Some Dutch courts qualify the relationship between a bank and its clients as an advisory relationship, even though the swap agreement expressly states that the bank only acted as swap counterparty.7 The courts are ignoring the execution-only relationship between the bank and the client, and assuming an advisory relationship regardless of what was stated in the contract. Previous case law has shown that banks that are advising their clients must act in the interests of those clients.8 This requires a much higher level of care than that required in a counterparty relationship, namely taking the reasonable interests of its clients in to account.

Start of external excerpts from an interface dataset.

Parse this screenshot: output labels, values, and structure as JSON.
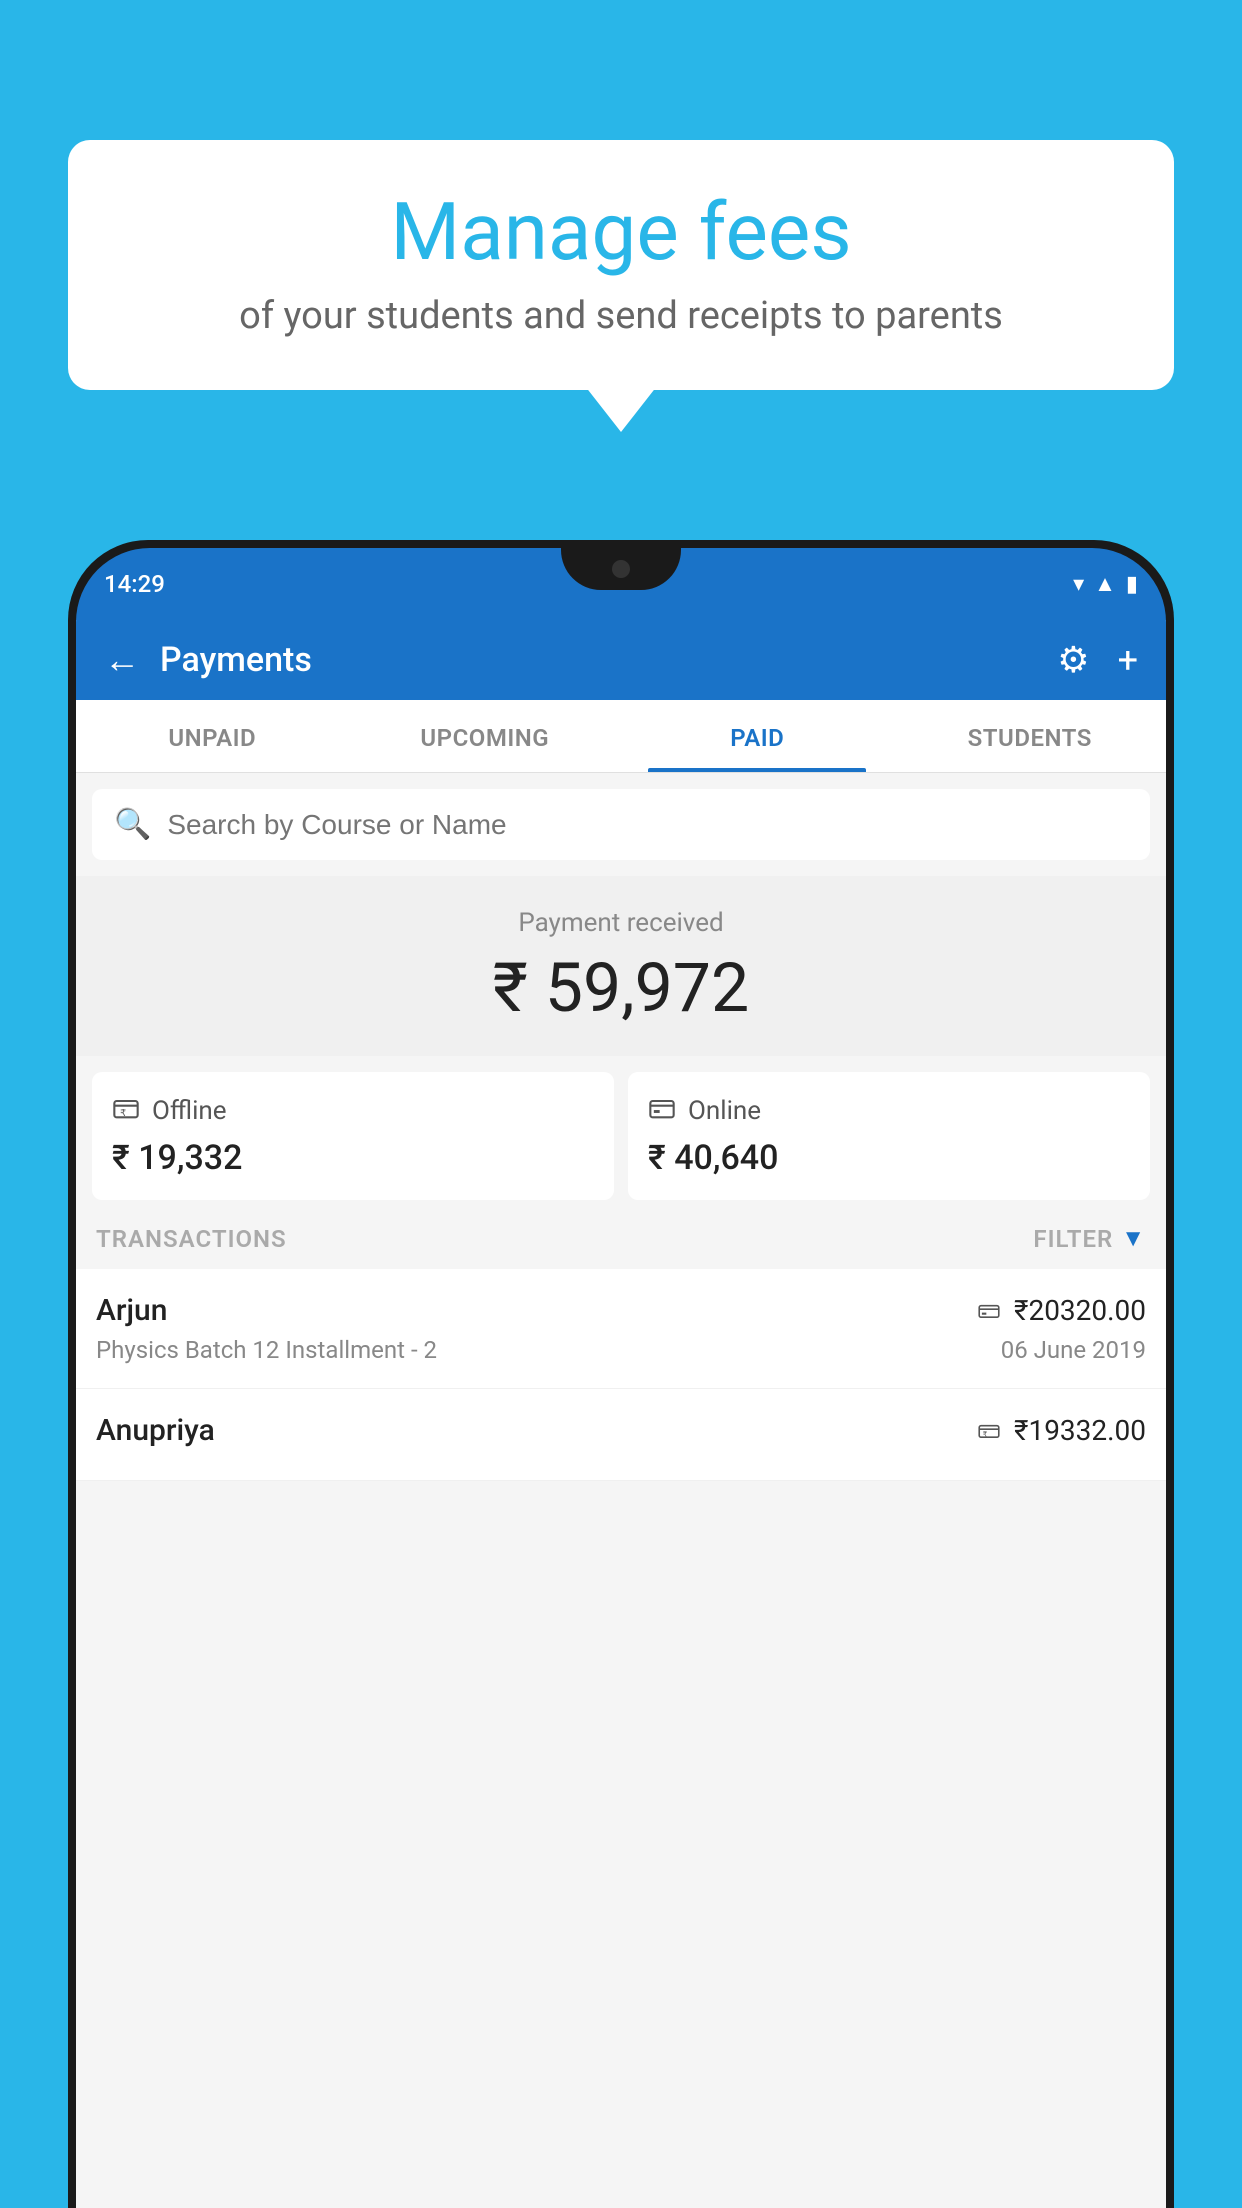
{
  "background_color": "#29b6e8",
  "tooltip": {
    "title": "Manage fees",
    "subtitle": "of your students and send receipts to parents"
  },
  "status_bar": {
    "time": "14:29",
    "icons": [
      "wifi",
      "signal",
      "battery"
    ]
  },
  "header": {
    "title": "Payments",
    "back_label": "←",
    "gear_label": "⚙",
    "plus_label": "+"
  },
  "tabs": [
    {
      "label": "UNPAID",
      "active": false
    },
    {
      "label": "UPCOMING",
      "active": false
    },
    {
      "label": "PAID",
      "active": true
    },
    {
      "label": "STUDENTS",
      "active": false
    }
  ],
  "search": {
    "placeholder": "Search by Course or Name"
  },
  "payment_summary": {
    "label": "Payment received",
    "amount": "₹ 59,972"
  },
  "payment_cards": [
    {
      "type": "Offline",
      "amount": "₹ 19,332",
      "icon": "💳"
    },
    {
      "type": "Online",
      "amount": "₹ 40,640",
      "icon": "💳"
    }
  ],
  "transactions_section": {
    "label": "TRANSACTIONS",
    "filter_label": "FILTER"
  },
  "transactions": [
    {
      "name": "Arjun",
      "amount": "₹20320.00",
      "course": "Physics Batch 12 Installment - 2",
      "date": "06 June 2019",
      "icon": "card"
    },
    {
      "name": "Anupriya",
      "amount": "₹19332.00",
      "course": "",
      "date": "",
      "icon": "cash"
    }
  ]
}
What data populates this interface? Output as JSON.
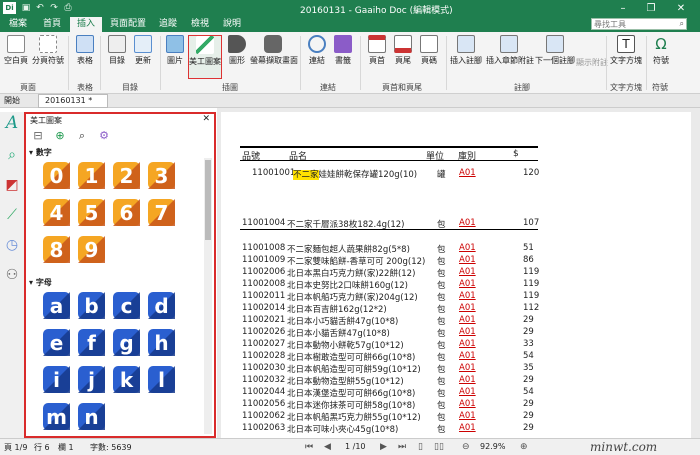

Dutch court decisions on swap arrangements differ in essential respects, such as the assessment of the client's knowledge and experience and the level of the bank's duty of care. Inconsistency in the way that courts have imposed a higher level of duty of care by redefining the relationship between a bank and the client, or assuming a lower level of knowledge and experience for small and medium-sized enterprises, makes it difficult for banks to assess their risk. It is hoped that the Dutch Supreme Court will soon provide some much-needed clarity to this area.


1 In a report published in April 2014, the Financial Market Authority (Autoriteit Financiële Markten) concluded that banks have not always complied with administrative rules and regulations when selling interest rate swaps to clients.
2 See, for example, Court of Appeal Den Bosch 15 April 2014 (ECLI:NL:GHSHE:2014:1052), OR 2014/92, JOR 2014/168.
3 District Court Amsterdam, 10 September 2014, (ECLI:NL:RBAMS:2014:7010); District Court Oost-Brabant 26 March 2014, (ECLI:NL:RBOBR:2014:1415), JOR 2014/167.
4 See, for example District Court Amsterdam 9 April 2014 (ECLI:NL:RBAMS:2014:2280); RF 2014/76, Court of Appeal Den Bosch 15 April 2014 (ECLI:NL:GHSHE:2014:1052), OR 2014/92, JOR 2014/168; District Court Amsterdam 6 August 2014 (ECLI:NL:RBAMS:2014:5019); District Court Amsterdam 27 November 2013 (ECLI:NL:RBAMS:2013:8687) RF 2014/22.
5 District Court Amsterdam 9 April 2014 ECLI:NL:RBAMS:2014:2280, RF 2014/76; District Court Noord-Holland 9 April 2014 (ECLI:NL:RBNHO;2014:3173).

Northern Europe